A light and frothy tour of Austenworld and its Janeites.
“I didn’t last in Austenworld,” writes Pacific Standard senior editor Scheinman, “but for a time it was ludicrous, intoxicating, and sometimes heartbreaking.” If his mother hadn’t been a noted Austen scholar, he “might never have found [his] way in.” When young, he started with Austen’s juvenile notebooks, Austen’s own “record of fandom,” filled with “perverse celebrations of her literary enthusiasms.” In his witty, sly, and often humorous first book, Scheinman discusses his time as a graduate student when one of his graduate professors decided to hold the first-ever Jane Austen Summer Camp. “American enthusiasm for Austen is (as I would soon learn) passionate to the point of obsession,” he writes.

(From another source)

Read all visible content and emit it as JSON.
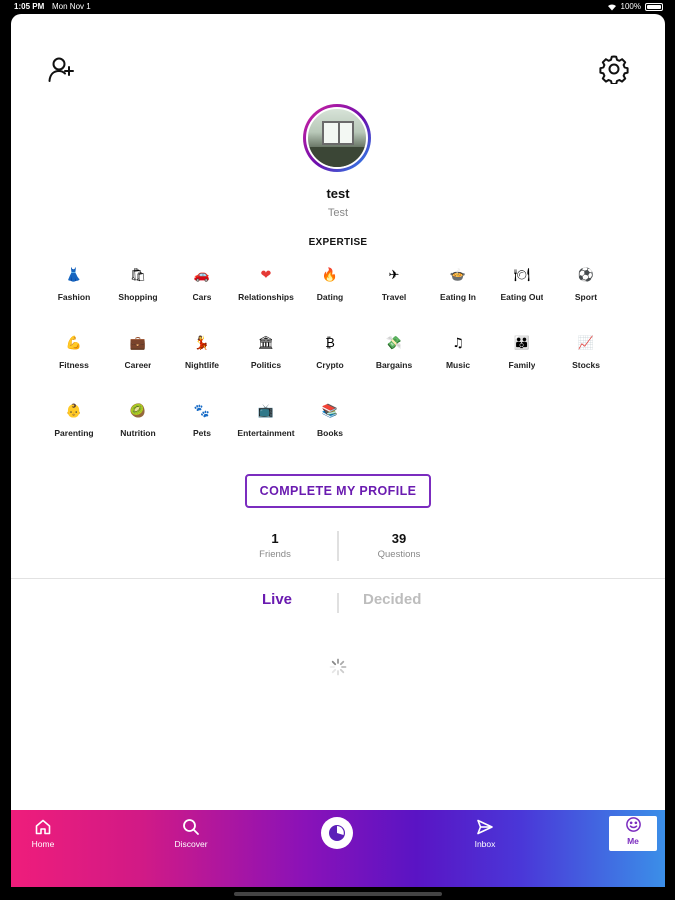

At first, it “sounded dreamlike, a little unreal.” He notes that in the late 19th century, scholar and critic George Saintsbury coined the term “Janeite” for those devoted to her work, and the great novelist E.M. Forster was “one of the more conspicuous Janeites of his age.” To Scheinman, the gathering reminded him of a “religious diaspora, a far-flung church, whose functionaries convene in heterodox worship.” Let the tour begin. First, the costumes: “Dressing as Mr. Darcy at an Austen symposium is like playing Mickey Mouse at Disney World.” Then the panels, where “representatives of the academy” would mingle with “their civilian counterparts.” Followed by a little table talk at meal times: “they offer the most gossipy and delicious interactions.” Next, the theatricals, plays about Austen and her characters written and performed (in costume) by participants as well as screenings of films about Austen’s books. Last but not least, there’s the Ball. After all, Henry, Austen’s favorite brother, wrote that Jane “enjoyed dancing, and excelled at it.” Scheinman picks and pokes a little here and there, but he admits it’s “some of the best and cleanest fun available to an academic.”
A pleasing divertissement for Austen fans everywhere.